--- Supplied data ---
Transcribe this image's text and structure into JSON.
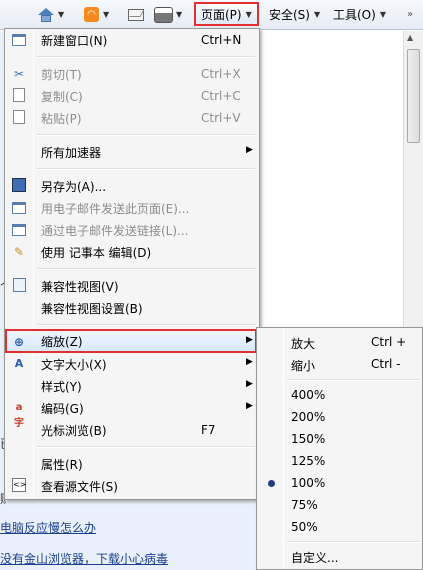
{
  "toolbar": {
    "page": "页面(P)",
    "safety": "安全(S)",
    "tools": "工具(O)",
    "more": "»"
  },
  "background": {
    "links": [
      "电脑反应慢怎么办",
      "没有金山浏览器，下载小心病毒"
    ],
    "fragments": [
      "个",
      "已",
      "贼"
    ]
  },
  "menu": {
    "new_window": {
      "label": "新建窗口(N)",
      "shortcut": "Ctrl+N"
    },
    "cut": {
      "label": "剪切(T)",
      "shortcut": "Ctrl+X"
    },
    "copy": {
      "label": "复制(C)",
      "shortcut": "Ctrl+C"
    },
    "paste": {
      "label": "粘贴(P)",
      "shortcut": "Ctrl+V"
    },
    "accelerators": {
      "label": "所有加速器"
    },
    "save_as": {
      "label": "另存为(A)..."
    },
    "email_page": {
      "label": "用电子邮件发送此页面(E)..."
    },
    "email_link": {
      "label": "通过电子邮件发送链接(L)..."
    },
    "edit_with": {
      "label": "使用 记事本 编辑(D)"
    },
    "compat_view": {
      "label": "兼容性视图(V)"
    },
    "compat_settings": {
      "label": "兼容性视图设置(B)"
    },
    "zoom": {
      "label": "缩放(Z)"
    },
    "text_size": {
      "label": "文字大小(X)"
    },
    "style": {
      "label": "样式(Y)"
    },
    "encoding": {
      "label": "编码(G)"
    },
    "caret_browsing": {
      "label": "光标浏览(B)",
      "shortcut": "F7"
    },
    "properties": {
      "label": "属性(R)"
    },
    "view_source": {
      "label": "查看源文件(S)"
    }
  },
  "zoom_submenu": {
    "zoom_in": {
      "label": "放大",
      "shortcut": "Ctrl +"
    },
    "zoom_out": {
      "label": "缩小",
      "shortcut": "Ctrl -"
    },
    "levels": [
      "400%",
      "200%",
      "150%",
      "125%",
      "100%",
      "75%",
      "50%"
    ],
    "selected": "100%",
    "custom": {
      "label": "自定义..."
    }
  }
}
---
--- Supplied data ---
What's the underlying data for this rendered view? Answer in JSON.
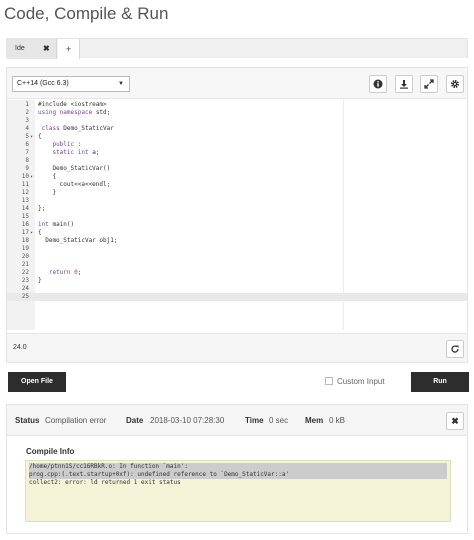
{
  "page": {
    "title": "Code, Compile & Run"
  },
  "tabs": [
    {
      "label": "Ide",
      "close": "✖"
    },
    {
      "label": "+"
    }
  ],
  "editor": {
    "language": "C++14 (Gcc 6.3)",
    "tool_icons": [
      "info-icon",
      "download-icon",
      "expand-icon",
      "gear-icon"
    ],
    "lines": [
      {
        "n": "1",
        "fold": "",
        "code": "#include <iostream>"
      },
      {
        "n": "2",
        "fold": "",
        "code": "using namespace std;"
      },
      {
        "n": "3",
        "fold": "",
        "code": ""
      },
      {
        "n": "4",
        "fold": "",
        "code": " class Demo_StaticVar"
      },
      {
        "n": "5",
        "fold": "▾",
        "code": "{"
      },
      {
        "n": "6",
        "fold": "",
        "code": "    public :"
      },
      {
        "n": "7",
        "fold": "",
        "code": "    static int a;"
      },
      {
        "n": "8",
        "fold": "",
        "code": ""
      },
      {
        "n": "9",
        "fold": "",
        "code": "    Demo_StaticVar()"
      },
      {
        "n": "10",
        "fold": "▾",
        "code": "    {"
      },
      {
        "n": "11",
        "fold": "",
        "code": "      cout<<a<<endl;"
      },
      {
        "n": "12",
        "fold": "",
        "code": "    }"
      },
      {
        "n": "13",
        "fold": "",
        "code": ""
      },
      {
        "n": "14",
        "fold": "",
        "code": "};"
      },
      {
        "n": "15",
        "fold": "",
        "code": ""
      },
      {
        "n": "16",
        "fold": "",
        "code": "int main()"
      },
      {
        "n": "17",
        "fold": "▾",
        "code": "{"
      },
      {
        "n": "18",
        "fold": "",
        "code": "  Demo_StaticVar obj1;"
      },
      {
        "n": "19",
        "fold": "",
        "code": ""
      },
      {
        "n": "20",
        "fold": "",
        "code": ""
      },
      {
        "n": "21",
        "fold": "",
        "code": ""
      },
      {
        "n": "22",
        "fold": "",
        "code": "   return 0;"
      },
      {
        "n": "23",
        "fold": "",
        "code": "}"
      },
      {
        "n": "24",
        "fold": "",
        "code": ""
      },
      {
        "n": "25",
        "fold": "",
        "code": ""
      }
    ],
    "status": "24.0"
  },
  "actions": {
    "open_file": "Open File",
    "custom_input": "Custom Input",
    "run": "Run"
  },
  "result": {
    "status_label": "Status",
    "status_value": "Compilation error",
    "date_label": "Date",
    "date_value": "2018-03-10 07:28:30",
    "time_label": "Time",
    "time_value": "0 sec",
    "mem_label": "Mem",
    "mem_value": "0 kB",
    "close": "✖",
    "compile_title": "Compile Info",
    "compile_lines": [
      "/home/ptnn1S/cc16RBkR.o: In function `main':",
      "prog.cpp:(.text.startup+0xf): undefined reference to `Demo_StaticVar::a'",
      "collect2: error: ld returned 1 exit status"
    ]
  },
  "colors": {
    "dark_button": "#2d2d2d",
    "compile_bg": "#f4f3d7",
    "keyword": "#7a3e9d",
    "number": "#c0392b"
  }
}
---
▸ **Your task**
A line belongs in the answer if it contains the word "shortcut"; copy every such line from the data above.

▸ **Result of this task**
      "shortcut": "Ctrl+N"
      "shortcut": "Ctrl+X"
      "shortcut": "Ctrl+C"
      "shortcut": "Ctrl+V"
      "shortcut": "F7"
      "shortcut": "Ctrl +"
      "shortcut": "Ctrl -"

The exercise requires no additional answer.